Thankfully, they were able to find their second Santa Cruz County residence in the Scotts Valley area.
Despite the housing instability, it was another blessing in disguise.
“In Glenwood, where we lived, we could see deer,” Ziniak said. “My sister, it was her dream to do horse-riding—which was not possible to do in Ukraine because people don’t really have horses.”
Their neighbor even gave Yeva riding lessons.
She also began taking ballet classes at Agape Dance Academy.
“It’s been amazing because the teacher embraced her,” Ziniak said. “It was her dream, also, to dance—and do ballet. She did some gymnastics in Ukraine. But here she was so much embraced, and they let her participate in the Nutcracker performance.”
Meanwhile, her little brother Sava joined Innovative Martial Arts.
This was a godsend for the boy, who, as an introvert, had struggled more than his older sister to pick up English.
“But in karate—amazing,” Ziniak said. “He feels so good there; without understanding the language, he understands everything. I think it’s just the amazing environment that the teachers create.”
Sava truly felt accepted at the dojo, she remarked.
Their stay in Scotts Valley was only temporary, but thanks to working her newfound networks at Santa Cruz Bible Church, Felton Bible Church, Vintage Faith Church and Twin Lakes Church, they were not only able to stay afloat, but they also landed a new home in Capitola.
The religious environment in Santa Cruz is much different than what they’re used to, Ziniak opined.
“It’s an amazing community—and amazing churches that are friendly with each other, and that connect with each other,” she said. “In Ukraine, because of the history of Soviet Union and all these kinds of things, the churches have resentment towards each other. Here for me it was amazing to see, like, pastors being friends with each other.”
Twin Lakes Christian School offered her siblings a scholarship.
After the first week of classes, her sister Yeva told her about all the new challenges.
“She started middle school—sixth grade,” she said. “It’s different for everybody, but especially for her. So far, it’s been going well.”
Meanwhile, Ziniak’s been finding solace along the coastline.
“In my free time I love painting the ocean,” she said. “It’s the only thing that makes me feel alive, free and peaceful—to go to the ocean and paint.”
Peace United Church of Christ is organizing an art reception and fundraiser for Natalia—who also goes by the name Aandewiel—at their 900 High St. location in Santa Cruz, at noon on Sept. 25.
The family is again seeking a new place to live, as their two-month term at the condo where they’ve been staying in Capitola is coming to an end.
Wherever they end up, they will never forget the warm embrace they felt when they first arrived in the San Lorenzo Valley.

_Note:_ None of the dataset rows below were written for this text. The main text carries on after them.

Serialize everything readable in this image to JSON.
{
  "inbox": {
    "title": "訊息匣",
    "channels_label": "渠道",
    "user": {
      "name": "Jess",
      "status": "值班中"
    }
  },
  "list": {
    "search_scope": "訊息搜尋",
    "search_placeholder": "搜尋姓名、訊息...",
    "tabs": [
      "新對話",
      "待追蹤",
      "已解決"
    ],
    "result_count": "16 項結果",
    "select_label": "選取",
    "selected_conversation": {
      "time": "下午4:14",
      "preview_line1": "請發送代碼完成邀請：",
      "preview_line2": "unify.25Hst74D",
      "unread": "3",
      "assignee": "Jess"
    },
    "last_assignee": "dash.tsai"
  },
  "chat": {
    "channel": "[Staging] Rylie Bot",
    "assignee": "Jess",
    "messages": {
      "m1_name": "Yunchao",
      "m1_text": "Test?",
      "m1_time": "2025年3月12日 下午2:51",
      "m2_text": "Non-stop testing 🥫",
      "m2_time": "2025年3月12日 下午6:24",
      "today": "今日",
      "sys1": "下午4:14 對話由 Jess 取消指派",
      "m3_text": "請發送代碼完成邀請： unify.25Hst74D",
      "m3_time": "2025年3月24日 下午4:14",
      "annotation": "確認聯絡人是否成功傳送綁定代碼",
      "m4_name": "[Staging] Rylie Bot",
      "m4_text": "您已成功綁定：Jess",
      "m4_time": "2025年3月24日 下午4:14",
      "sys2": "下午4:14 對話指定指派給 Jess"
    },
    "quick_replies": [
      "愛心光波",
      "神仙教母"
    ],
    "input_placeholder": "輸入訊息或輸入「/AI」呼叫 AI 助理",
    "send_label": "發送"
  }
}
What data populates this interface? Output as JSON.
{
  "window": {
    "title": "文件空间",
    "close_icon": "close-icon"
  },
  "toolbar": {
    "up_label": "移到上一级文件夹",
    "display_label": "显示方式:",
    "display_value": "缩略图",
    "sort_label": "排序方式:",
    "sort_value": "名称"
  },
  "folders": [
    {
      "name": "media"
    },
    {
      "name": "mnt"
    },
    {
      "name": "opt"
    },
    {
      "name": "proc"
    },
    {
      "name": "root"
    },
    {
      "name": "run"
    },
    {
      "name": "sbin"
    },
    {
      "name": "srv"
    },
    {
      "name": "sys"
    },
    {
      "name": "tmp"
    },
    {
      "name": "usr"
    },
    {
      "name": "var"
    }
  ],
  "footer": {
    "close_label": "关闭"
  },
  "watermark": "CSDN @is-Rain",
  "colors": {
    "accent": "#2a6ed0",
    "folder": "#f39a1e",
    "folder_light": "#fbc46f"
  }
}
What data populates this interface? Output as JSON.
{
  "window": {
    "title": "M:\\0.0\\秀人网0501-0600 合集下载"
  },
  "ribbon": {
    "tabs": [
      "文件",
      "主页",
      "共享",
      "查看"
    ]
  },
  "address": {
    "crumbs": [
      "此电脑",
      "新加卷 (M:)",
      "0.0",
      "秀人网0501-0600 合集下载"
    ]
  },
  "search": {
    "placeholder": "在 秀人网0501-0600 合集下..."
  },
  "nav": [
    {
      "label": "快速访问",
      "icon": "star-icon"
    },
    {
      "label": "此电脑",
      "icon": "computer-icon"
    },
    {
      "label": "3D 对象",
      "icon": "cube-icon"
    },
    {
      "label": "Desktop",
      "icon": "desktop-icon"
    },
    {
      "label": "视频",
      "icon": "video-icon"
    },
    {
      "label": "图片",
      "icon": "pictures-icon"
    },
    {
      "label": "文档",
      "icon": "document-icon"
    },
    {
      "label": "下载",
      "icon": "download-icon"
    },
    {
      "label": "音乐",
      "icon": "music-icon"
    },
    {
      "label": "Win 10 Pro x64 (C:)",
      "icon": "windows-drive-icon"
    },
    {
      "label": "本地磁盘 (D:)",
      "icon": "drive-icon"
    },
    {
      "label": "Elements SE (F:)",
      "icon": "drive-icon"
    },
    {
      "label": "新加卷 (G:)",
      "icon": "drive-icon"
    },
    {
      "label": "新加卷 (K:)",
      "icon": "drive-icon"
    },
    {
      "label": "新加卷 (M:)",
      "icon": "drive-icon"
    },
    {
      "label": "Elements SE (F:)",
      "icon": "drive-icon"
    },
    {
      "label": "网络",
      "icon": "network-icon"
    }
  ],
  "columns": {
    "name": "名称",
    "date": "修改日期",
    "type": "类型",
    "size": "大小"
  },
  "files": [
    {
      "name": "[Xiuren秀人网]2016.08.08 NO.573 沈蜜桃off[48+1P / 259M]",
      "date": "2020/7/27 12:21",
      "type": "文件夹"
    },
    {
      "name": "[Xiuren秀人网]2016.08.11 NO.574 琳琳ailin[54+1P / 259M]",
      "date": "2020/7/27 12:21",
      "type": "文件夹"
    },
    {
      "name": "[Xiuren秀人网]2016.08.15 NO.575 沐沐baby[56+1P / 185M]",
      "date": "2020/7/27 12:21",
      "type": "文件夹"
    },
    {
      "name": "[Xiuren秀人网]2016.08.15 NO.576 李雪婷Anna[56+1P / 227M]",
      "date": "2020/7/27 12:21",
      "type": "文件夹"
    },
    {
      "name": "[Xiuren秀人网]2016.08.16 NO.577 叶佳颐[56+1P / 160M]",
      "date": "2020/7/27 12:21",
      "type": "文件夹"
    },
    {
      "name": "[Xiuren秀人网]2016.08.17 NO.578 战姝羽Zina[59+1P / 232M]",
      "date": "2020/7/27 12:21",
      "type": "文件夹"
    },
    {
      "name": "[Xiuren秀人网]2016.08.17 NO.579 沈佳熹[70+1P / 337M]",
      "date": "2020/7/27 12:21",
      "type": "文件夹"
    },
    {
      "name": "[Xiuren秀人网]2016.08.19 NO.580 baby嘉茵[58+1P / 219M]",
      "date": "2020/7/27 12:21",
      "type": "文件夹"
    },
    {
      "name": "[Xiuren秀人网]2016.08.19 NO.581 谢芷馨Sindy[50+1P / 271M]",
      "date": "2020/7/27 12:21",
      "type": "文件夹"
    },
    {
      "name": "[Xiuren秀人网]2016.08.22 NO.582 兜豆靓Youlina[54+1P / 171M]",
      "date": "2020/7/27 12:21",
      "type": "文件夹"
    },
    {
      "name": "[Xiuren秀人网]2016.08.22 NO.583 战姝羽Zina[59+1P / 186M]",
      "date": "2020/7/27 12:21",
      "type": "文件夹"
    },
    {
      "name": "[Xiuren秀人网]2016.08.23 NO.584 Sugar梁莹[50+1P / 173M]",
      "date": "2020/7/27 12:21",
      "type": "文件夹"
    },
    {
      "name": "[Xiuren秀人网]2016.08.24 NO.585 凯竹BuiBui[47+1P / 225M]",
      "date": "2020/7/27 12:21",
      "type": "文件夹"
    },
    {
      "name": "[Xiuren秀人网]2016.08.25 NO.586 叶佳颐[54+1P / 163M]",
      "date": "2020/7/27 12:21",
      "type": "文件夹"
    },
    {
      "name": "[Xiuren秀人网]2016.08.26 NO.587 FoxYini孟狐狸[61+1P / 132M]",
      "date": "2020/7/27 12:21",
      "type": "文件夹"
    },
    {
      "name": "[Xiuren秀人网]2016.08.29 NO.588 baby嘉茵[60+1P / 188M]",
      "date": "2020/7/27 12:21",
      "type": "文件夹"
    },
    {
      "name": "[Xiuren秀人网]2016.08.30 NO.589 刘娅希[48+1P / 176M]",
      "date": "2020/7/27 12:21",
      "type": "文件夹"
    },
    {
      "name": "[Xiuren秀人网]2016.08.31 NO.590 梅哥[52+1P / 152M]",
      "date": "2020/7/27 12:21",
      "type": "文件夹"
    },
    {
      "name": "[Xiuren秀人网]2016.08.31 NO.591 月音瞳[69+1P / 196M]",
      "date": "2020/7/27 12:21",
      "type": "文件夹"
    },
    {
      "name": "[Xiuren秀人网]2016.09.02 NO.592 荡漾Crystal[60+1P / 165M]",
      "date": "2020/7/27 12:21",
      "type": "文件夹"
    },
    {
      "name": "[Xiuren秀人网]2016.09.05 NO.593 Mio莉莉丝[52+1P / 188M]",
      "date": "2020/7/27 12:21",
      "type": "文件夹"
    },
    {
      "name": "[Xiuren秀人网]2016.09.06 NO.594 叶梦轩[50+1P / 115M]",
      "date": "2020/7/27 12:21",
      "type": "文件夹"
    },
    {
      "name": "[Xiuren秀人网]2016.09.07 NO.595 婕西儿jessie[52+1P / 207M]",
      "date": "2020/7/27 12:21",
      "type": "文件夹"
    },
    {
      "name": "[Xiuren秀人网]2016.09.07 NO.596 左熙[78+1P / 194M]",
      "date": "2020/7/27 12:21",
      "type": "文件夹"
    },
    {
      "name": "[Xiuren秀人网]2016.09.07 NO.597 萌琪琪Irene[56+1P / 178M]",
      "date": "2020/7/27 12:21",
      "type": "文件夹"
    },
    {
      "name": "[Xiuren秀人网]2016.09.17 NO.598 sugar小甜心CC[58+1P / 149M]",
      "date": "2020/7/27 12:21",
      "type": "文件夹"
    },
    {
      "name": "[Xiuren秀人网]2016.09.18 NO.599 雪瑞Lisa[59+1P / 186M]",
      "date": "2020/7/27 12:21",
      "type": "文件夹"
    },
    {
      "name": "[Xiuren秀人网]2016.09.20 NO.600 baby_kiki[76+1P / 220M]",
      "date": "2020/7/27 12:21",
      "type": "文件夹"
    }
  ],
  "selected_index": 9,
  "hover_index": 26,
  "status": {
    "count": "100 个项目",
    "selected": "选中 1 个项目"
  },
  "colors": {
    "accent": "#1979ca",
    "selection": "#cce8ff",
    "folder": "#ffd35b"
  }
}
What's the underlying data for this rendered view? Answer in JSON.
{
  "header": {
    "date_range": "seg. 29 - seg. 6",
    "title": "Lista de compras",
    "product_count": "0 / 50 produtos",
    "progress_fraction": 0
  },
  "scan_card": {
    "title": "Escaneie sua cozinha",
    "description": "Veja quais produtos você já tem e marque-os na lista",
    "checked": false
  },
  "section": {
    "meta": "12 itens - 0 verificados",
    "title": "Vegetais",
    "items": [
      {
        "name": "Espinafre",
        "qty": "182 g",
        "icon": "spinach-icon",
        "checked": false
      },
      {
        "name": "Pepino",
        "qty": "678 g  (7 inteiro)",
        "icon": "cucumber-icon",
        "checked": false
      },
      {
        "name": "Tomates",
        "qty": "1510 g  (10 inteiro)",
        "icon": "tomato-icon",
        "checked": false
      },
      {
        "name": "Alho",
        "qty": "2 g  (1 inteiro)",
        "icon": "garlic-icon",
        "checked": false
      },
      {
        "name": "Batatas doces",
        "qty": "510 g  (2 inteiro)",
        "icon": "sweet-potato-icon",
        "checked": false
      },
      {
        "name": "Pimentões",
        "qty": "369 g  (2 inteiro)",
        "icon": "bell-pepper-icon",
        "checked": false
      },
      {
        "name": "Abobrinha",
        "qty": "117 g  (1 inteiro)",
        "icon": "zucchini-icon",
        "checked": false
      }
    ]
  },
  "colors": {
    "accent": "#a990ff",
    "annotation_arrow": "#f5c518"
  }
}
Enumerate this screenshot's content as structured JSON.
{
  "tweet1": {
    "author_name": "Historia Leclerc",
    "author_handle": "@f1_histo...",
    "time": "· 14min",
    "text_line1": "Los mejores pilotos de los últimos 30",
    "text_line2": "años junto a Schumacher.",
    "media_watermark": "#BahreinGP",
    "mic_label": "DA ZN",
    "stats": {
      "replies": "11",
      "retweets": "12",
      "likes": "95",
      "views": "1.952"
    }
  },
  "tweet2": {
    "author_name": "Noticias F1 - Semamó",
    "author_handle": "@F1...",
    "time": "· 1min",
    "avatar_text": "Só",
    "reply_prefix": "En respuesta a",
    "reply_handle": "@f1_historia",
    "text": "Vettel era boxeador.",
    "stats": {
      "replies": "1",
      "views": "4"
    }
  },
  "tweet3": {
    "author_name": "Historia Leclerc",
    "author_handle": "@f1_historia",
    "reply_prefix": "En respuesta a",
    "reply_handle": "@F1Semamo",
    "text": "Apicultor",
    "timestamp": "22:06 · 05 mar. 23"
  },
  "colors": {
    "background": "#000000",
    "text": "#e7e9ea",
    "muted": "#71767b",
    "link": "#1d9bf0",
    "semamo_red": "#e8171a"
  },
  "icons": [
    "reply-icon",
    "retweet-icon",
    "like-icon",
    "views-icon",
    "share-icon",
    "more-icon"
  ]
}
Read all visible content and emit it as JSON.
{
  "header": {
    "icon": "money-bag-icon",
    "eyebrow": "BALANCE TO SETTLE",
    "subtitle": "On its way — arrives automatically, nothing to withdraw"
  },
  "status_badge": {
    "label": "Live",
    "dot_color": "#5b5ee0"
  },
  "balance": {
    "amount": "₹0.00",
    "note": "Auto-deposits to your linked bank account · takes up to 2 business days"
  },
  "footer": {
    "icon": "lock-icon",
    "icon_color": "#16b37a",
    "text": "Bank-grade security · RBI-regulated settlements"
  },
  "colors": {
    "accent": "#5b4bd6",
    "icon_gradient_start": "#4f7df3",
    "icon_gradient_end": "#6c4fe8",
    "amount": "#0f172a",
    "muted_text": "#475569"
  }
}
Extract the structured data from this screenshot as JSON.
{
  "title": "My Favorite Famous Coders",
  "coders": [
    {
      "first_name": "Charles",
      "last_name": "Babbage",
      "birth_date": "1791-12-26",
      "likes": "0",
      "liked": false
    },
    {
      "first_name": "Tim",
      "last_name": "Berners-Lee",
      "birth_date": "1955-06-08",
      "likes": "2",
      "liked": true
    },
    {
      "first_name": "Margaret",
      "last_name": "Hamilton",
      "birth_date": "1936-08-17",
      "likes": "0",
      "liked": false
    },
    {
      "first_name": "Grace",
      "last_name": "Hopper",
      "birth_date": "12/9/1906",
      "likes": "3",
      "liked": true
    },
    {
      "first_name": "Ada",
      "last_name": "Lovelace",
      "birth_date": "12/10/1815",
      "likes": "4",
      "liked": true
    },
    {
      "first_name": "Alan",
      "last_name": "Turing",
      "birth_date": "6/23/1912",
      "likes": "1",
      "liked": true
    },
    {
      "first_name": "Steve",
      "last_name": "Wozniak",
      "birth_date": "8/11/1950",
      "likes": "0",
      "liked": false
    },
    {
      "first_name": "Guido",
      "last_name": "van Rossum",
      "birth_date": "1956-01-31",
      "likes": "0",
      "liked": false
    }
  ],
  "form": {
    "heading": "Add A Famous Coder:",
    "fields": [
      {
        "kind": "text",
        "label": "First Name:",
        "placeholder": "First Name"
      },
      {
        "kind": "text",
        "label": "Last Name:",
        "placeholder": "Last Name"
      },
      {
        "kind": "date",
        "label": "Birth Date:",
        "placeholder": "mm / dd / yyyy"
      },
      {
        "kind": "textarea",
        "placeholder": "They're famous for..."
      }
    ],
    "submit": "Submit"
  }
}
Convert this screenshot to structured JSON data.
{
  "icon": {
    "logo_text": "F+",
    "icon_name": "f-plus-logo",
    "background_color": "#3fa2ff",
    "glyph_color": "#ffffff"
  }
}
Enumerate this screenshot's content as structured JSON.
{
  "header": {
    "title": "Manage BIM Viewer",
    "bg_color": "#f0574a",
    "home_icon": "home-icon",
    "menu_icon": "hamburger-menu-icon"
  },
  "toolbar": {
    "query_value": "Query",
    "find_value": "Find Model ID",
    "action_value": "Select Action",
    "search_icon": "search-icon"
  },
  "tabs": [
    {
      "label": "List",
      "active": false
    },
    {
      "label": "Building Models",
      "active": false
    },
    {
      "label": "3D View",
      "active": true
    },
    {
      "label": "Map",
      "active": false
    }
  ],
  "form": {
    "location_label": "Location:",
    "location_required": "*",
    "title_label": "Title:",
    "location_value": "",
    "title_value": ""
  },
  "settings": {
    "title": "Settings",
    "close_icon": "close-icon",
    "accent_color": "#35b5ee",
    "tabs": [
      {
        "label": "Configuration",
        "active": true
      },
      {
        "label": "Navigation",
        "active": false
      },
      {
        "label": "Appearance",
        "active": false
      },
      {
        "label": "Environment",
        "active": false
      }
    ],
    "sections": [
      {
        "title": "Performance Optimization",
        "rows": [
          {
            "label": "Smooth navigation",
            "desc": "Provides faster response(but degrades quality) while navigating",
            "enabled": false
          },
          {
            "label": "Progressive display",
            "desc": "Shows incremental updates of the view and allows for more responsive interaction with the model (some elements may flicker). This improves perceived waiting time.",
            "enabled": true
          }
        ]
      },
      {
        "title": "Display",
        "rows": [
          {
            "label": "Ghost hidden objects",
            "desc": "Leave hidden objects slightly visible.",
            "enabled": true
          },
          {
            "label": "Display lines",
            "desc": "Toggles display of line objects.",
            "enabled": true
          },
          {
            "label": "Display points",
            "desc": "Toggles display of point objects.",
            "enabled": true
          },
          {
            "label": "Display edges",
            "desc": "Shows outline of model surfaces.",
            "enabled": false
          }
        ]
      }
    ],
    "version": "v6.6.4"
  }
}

The children’s friends were scattered across different countries. But through the San Lorenzo Valley school they were able to meet a couple kids their age who spoke Russian—which is similar enough to Ukrainian that they could understand each other.
They still have their return flights to Ukraine, which were originally booked for Sept. 20. And while it’s clear the Ziniaks won’t be making use of these tickets—despite how much Olga misses her husband—their future remains clouded in uncertainty.
But Natalia says they’re thankful for the welcome they’ve received.